Brief: Check every line of the records below for the string "icon" and copy the ones that have it.

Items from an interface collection
=== Section Start ===
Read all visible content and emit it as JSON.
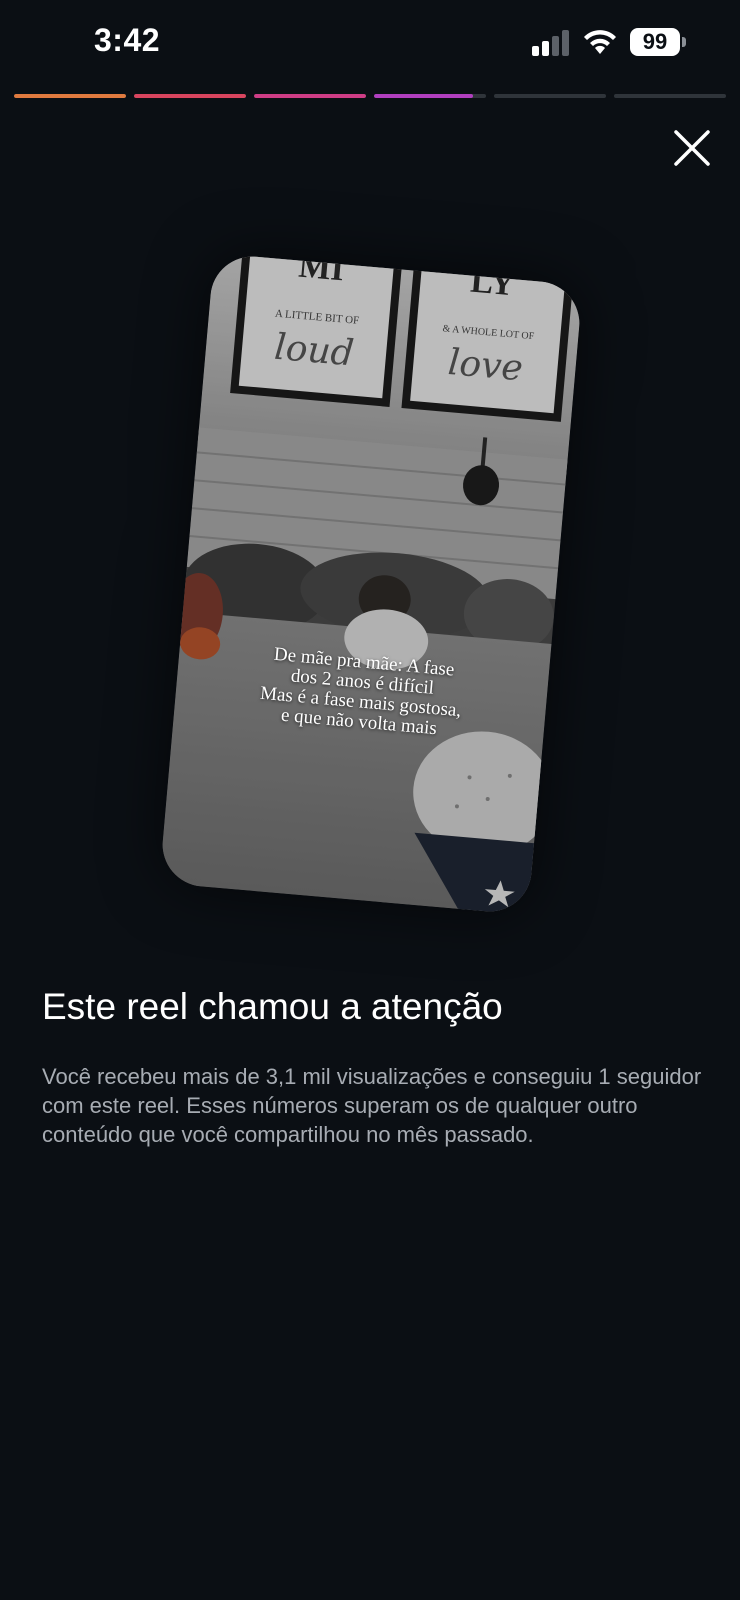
{
  "status_bar": {
    "time": "3:42",
    "battery_level": "99",
    "signal_icon": "cellular-signal-icon",
    "wifi_icon": "wifi-icon"
  },
  "progress": {
    "segments": [
      {
        "state": "complete",
        "fill": 1.0,
        "color": "#e07a3f"
      },
      {
        "state": "complete",
        "fill": 1.0,
        "color": "#d9455f"
      },
      {
        "state": "complete",
        "fill": 1.0,
        "color": "#cf3d86"
      },
      {
        "state": "current",
        "fill": 0.88,
        "color": "#b13fbf"
      },
      {
        "state": "upcoming",
        "fill": 0.0,
        "color": "#2f343a"
      },
      {
        "state": "upcoming",
        "fill": 0.0,
        "color": "#2f343a"
      }
    ]
  },
  "close_icon": "close-icon",
  "reel": {
    "poster_left_top": "A LITTLE BIT OF",
    "poster_left_script": "loud",
    "poster_right_top": "& A WHOLE LOT OF",
    "poster_right_script": "love",
    "overlay_lines": [
      "De mãe pra mãe: A fase",
      "dos 2 anos é difícil",
      "Mas é a fase mais gostosa,",
      "e que não volta mais"
    ]
  },
  "content": {
    "headline": "Este reel chamou a atenção",
    "description": "Você recebeu mais de 3,1 mil visualizações e conseguiu 1 seguidor com este reel. Esses números superam os de qualquer outro conteúdo que você compartilhou no mês passado."
  },
  "colors": {
    "background": "#0b0f14",
    "headline": "#ffffff",
    "description": "#a7acb3"
  }
}
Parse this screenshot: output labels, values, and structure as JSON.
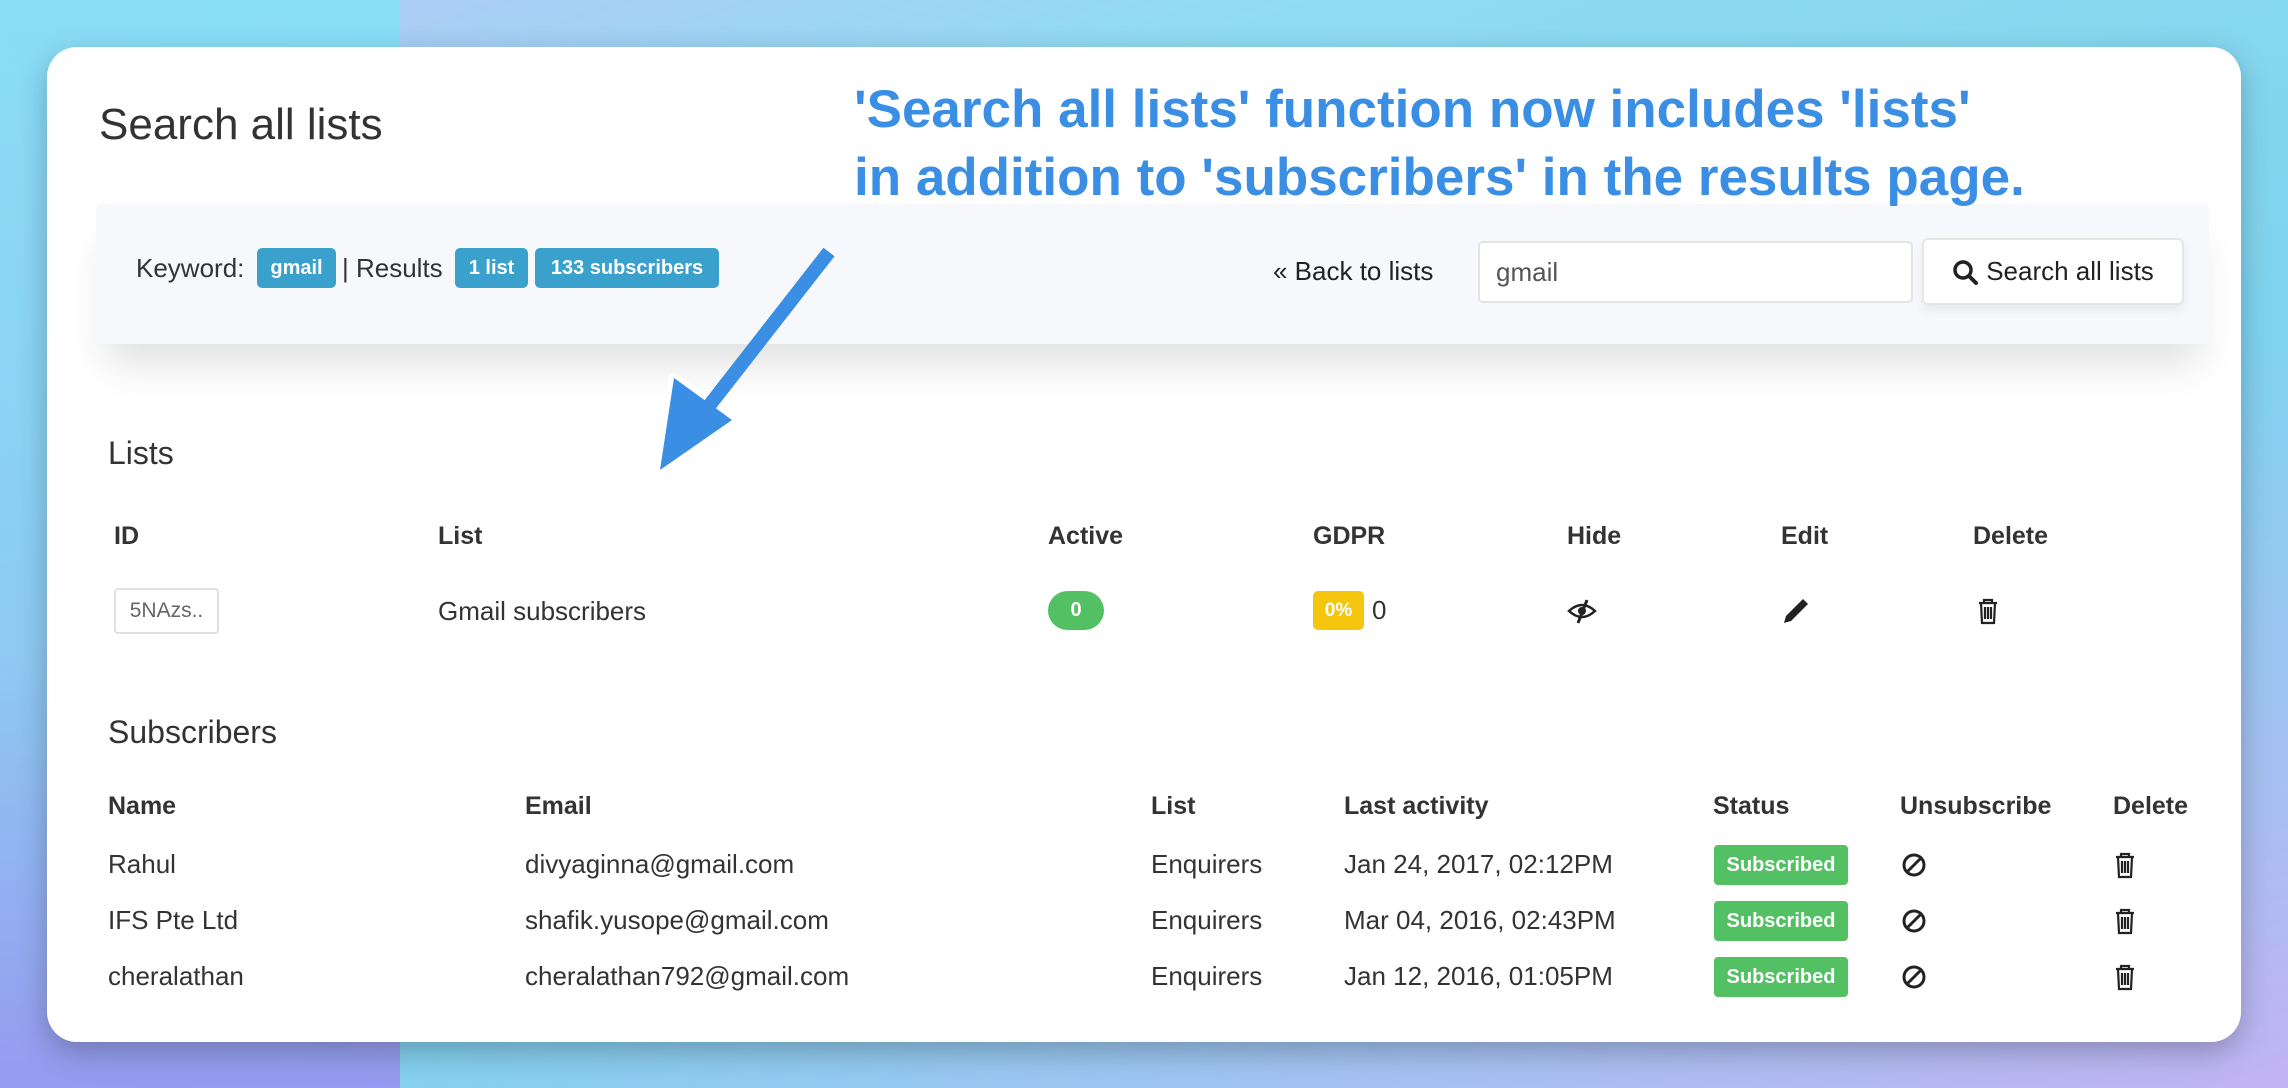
{
  "page_title": "Search all lists",
  "annotation": {
    "line1": "'Search all lists' function now includes 'lists'",
    "line2": "in addition to 'subscribers' in the results page."
  },
  "search_bar": {
    "keyword_label": "Keyword:",
    "keyword": "gmail",
    "results_label": "| Results",
    "lists_count": "1 list",
    "subscribers_count": "133 subscribers",
    "back_link": "« Back to lists",
    "input_value": "gmail",
    "search_button": "Search all lists"
  },
  "lists": {
    "heading": "Lists",
    "columns": [
      "ID",
      "List",
      "Active",
      "GDPR",
      "Hide",
      "Edit",
      "Delete"
    ],
    "rows": [
      {
        "id": "5NAzs..",
        "name": "Gmail subscribers",
        "active": "0",
        "gdpr_percent": "0%",
        "gdpr_count": "0"
      }
    ]
  },
  "subscribers": {
    "heading": "Subscribers",
    "columns": [
      "Name",
      "Email",
      "List",
      "Last activity",
      "Status",
      "Unsubscribe",
      "Delete"
    ],
    "rows": [
      {
        "name": "Rahul",
        "email": "divyaginna@gmail.com",
        "list": "Enquirers",
        "last_activity": "Jan 24, 2017, 02:12PM",
        "status": "Subscribed"
      },
      {
        "name": "IFS Pte Ltd",
        "email": "shafik.yusope@gmail.com",
        "list": "Enquirers",
        "last_activity": "Mar 04, 2016, 02:43PM",
        "status": "Subscribed"
      },
      {
        "name": "cheralathan",
        "email": "cheralathan792@gmail.com",
        "list": "Enquirers",
        "last_activity": "Jan 12, 2016, 01:05PM",
        "status": "Subscribed"
      }
    ]
  },
  "colors": {
    "accent": "#3a8ee3",
    "badge_info": "#3aa1cc",
    "success": "#53c163",
    "warning": "#f5c60e"
  }
}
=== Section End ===
Exercise result:
    "signal_icon": "cellular-signal-icon",
    "wifi_icon": "wifi-icon"
  "close_icon": "close-icon",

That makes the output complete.